═══ TASK INPUTS
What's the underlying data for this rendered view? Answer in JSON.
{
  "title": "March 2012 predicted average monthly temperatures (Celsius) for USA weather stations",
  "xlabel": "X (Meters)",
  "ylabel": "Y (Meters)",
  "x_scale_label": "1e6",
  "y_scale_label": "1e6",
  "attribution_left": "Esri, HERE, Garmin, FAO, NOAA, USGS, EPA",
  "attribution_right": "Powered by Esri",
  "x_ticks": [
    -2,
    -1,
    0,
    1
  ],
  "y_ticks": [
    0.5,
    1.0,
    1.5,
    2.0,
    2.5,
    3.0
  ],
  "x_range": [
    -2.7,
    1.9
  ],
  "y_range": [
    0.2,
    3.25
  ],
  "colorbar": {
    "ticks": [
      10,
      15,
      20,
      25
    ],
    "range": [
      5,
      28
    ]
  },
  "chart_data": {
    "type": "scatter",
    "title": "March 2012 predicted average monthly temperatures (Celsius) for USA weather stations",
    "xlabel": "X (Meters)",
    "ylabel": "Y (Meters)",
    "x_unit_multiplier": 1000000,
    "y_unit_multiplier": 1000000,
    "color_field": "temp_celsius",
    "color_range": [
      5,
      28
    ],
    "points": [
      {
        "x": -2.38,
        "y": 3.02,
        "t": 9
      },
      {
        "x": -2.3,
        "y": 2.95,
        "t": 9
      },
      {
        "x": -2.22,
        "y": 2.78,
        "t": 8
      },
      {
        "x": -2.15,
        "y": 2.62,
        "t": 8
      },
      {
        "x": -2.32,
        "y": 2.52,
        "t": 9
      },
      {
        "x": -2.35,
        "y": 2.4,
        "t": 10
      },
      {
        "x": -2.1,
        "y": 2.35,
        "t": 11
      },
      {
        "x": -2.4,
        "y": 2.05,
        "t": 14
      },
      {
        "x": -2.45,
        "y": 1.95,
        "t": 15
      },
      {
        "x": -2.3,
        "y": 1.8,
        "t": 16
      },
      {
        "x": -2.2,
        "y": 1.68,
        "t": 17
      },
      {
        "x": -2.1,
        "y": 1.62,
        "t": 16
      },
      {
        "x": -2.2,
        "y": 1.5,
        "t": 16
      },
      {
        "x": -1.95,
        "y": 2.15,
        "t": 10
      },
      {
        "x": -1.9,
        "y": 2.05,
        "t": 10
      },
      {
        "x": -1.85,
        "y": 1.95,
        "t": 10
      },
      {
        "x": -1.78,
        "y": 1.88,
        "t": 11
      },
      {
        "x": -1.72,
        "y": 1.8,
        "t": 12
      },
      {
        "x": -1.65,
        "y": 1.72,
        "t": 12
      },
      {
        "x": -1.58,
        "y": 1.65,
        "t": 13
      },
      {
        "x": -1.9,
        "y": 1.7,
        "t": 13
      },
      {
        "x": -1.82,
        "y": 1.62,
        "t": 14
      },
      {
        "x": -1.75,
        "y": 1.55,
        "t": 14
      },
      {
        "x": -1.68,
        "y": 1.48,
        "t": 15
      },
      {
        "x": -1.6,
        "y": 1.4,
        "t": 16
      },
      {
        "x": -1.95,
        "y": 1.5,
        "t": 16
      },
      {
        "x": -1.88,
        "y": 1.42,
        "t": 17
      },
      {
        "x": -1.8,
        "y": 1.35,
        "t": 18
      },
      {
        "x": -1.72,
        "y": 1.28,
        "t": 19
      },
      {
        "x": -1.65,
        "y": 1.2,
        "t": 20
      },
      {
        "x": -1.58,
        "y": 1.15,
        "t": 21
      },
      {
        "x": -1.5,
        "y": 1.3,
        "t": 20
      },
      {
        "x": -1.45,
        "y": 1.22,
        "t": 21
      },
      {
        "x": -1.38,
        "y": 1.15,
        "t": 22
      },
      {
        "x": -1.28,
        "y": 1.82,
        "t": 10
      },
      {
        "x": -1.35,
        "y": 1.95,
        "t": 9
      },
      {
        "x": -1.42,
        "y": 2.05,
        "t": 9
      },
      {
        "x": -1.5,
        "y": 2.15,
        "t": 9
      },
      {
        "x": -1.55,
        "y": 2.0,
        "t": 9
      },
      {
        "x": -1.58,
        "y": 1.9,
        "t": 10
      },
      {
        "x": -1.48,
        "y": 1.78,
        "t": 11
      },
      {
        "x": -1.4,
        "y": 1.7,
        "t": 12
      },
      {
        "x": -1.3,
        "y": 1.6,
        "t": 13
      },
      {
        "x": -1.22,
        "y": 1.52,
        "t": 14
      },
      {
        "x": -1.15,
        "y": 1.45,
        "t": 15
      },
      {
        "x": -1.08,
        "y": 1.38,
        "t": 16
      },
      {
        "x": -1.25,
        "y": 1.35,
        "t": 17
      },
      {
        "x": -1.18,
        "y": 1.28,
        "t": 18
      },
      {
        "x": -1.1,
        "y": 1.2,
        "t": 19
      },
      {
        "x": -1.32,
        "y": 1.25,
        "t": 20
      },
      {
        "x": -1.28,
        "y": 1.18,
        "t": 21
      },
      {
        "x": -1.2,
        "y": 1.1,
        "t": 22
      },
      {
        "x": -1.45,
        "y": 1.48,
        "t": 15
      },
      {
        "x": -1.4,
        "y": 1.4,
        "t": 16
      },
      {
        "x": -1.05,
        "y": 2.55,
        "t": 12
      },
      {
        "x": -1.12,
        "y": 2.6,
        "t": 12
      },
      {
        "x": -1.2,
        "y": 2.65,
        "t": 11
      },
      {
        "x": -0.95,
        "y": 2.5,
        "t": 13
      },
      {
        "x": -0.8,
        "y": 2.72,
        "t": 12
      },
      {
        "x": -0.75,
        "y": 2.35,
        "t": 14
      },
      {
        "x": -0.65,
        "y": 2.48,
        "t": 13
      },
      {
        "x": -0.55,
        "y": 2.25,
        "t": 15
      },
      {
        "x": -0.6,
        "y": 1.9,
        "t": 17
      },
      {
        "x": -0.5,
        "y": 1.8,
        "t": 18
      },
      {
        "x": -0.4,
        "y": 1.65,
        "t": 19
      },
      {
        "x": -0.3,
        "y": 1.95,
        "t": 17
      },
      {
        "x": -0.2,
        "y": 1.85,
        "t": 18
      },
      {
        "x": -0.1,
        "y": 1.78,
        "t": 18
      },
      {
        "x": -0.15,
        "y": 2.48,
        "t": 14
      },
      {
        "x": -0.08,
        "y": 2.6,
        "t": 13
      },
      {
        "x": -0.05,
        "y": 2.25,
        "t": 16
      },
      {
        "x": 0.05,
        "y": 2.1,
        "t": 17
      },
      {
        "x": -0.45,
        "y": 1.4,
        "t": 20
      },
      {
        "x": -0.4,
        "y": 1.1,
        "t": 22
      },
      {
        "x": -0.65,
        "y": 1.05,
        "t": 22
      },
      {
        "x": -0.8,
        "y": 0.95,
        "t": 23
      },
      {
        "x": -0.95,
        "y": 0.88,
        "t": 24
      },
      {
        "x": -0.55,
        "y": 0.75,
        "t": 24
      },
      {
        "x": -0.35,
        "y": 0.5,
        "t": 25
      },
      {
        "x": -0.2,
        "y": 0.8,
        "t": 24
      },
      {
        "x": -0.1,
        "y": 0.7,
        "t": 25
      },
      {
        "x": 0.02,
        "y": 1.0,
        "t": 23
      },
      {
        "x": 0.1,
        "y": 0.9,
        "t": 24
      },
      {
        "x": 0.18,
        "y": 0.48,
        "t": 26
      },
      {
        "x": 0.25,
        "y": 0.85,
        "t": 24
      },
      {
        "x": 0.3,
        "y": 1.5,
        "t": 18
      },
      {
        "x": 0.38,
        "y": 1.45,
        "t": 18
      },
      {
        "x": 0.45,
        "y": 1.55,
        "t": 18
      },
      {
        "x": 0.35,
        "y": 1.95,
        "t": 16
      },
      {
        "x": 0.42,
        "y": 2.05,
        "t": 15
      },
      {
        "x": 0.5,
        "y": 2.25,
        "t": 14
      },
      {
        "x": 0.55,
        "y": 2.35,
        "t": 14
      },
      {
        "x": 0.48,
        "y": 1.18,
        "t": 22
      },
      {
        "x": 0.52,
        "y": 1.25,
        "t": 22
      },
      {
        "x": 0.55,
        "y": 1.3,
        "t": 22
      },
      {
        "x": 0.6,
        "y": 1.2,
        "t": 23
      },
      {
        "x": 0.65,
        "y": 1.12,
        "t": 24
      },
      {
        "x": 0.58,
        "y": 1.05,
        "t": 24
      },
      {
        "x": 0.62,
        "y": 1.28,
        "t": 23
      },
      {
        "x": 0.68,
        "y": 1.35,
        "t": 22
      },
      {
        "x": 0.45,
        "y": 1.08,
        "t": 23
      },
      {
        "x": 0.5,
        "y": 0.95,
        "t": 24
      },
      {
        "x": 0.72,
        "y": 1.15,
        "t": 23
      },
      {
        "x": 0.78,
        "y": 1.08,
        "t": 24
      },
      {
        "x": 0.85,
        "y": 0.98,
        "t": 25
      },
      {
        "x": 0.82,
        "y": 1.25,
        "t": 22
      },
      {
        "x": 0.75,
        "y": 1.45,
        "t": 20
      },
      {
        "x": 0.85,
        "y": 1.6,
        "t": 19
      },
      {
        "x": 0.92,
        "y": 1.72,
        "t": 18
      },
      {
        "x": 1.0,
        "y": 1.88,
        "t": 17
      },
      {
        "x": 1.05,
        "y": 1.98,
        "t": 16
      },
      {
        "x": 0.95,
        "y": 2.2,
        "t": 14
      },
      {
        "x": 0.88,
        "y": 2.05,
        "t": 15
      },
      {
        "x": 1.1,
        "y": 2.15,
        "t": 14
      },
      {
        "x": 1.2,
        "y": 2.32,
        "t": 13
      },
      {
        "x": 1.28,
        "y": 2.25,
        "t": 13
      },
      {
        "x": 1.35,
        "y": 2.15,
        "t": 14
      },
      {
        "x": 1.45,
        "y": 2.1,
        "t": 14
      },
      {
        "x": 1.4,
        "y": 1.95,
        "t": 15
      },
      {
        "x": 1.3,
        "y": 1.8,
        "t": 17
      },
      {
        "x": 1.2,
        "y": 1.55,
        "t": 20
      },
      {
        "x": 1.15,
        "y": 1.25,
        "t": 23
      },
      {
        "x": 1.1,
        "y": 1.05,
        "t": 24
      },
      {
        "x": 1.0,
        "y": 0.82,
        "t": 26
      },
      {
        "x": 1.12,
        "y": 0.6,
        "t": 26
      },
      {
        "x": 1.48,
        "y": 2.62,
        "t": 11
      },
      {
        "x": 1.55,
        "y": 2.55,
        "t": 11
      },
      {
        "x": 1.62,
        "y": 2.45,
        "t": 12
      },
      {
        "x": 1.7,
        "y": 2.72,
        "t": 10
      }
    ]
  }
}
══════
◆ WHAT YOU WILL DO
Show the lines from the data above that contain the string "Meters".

◆ RESPONSE BOX
  "xlabel": "X (Meters)",
  "ylabel": "Y (Meters)",
    "xlabel": "X (Meters)",
    "ylabel": "Y (Meters)",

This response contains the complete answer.